Huttball is definitely my favourite of the PvP battlegrounds – an extreme sport played in a complex of walkways and barriers with flame jets and acid pools, where the objective is to get the ball over the other team’s start line by any means necessary. In a game with plentiful knockback abilities, there’s ample opportunity for slamming people you don’t like into all sorts of environmental pain. Yes, it’s instanced battlegrounds – the fast food of PvP. But in this case, it’s tasty fast food
Probably the best reason to avoid over-snacking on PvP is the fact that a lot of the goodies in-game, such as getting your own starship, are tied to progress on your class quest rather than to character level. Focus on your storyline, and you’ll have your ship by the mid-teens, but if you decide to live in the battlegrounds for fast levelling, you may never get your ship. And that would be a shame, because the ship gives you access to the wider galaxy, acts as a base of operations, and allows you to indulge in the ship combat mini-game. Starship combat in SW:TOR is a single-player experience where you pick a scenario to play and then get to see your ship fly through a space battle, with enemy fighters coming at you and capital ships lighting the sky up with volleys of laser bolts. Your general course through the battle is fixed, but you can move around the screen as you follow the course to shoot at targets or avoid fire. Your left mouse button fires blasters, which you can do indefinitely but need to stop shooting to let your shields regenerate (if you’ve fitted them – don’t forget to go buy some ship upgrades). Right button locks missiles on to targets, these are effective but you only have a limited supply. Overall, the ship battles are shallow but good fun and quite pretty. I can see myself doing a few of these if I’m at my ship and have a bit of time to kill, or just in the mood for some simple uncomplicated blowing stuff up. As with everything else in SW:TOR, there’s plenty of voice acting to listen to as you hear your character gloating over a kill or ordering your crew to check damage after taking a hit.

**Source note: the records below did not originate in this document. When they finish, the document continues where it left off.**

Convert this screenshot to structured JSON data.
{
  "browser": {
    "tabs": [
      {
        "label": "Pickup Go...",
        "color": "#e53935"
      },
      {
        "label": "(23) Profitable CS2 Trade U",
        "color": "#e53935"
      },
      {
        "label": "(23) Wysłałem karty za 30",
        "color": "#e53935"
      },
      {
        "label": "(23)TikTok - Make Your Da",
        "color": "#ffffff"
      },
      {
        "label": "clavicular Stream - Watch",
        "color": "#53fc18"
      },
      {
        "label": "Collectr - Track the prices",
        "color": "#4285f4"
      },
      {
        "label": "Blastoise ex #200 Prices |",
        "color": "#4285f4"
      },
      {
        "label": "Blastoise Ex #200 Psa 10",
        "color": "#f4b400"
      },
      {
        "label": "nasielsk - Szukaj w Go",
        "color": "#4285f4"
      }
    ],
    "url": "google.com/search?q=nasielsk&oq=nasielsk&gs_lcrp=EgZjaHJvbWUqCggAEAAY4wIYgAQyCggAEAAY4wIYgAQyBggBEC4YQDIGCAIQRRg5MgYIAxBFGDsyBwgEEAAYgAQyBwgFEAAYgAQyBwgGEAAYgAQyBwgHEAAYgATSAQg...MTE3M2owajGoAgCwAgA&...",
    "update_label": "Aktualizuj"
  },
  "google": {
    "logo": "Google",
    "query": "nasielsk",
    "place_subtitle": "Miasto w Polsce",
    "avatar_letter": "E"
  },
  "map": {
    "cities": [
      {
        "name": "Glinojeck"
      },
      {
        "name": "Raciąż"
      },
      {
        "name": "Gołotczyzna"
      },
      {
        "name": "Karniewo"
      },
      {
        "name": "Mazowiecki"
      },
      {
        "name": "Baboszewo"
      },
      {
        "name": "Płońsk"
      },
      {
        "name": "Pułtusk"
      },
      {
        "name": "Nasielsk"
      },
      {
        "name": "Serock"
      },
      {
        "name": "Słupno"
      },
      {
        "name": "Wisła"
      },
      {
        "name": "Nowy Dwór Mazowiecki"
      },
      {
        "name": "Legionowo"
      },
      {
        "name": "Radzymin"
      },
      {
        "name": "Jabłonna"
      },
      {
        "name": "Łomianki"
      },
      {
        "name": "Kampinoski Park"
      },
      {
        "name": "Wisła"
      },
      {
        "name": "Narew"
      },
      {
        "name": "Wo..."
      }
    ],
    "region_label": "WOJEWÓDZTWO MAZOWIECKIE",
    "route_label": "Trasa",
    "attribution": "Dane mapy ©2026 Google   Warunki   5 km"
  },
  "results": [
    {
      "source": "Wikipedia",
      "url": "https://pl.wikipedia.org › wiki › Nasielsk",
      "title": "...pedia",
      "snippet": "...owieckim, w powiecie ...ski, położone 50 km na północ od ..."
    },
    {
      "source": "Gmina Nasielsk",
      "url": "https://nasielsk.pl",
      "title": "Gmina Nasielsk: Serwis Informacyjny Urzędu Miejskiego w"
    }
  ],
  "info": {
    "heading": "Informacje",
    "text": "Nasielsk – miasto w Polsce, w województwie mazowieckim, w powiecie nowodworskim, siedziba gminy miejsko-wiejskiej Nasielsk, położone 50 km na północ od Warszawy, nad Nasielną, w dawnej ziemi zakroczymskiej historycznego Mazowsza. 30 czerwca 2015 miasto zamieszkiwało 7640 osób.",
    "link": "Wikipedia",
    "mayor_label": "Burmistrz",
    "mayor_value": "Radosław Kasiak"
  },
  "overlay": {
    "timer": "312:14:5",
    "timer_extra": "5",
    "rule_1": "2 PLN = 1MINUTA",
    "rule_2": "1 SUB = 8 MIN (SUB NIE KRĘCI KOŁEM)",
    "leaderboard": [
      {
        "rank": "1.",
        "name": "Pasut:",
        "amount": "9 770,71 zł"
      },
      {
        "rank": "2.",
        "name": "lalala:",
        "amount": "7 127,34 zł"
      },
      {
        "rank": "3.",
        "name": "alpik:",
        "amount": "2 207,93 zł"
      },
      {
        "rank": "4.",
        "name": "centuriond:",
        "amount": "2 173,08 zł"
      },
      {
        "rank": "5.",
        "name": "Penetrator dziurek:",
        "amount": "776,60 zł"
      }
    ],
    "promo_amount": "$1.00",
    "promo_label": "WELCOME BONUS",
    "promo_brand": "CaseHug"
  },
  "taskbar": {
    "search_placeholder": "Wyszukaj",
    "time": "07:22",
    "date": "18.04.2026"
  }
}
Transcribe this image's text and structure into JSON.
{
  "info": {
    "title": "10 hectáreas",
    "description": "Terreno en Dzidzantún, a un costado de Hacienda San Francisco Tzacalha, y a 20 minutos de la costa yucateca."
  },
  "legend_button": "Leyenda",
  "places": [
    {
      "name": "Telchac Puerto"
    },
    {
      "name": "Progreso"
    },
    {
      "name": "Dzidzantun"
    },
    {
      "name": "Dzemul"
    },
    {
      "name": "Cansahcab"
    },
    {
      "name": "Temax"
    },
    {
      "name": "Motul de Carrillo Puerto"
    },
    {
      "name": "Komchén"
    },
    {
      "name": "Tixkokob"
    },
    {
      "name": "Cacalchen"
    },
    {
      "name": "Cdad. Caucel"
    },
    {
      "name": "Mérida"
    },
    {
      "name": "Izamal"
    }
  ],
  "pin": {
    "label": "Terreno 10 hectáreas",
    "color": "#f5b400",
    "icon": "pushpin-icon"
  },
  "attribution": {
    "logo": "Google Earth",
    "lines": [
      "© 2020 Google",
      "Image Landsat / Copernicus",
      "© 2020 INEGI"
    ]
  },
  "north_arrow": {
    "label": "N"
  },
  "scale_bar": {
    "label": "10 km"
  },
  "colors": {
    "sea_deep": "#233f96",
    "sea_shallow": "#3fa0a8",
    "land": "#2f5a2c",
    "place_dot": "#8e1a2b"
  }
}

So, in a couple of weeks I’ll be playing for real – probably on the Imperial side. While I enjoyed playing my Bounty Hunter and loved their storyline and dialogue, chances are I will succumb to the lure of the Dark Side and level up as a Sith Sorcerer first… or maybe try the Sith Assassin… or one of the Sith Warrior advanced classes. I’ve got time to decide before I get into head start. For sure, though:
Peace is a lie, there is only passion.
Through passion, I gain strength.
Through strength, I gain power.
Through power, I gain victory.
Through victory, my chains are broken.
The Force shall free me.
See you on the Dark Side!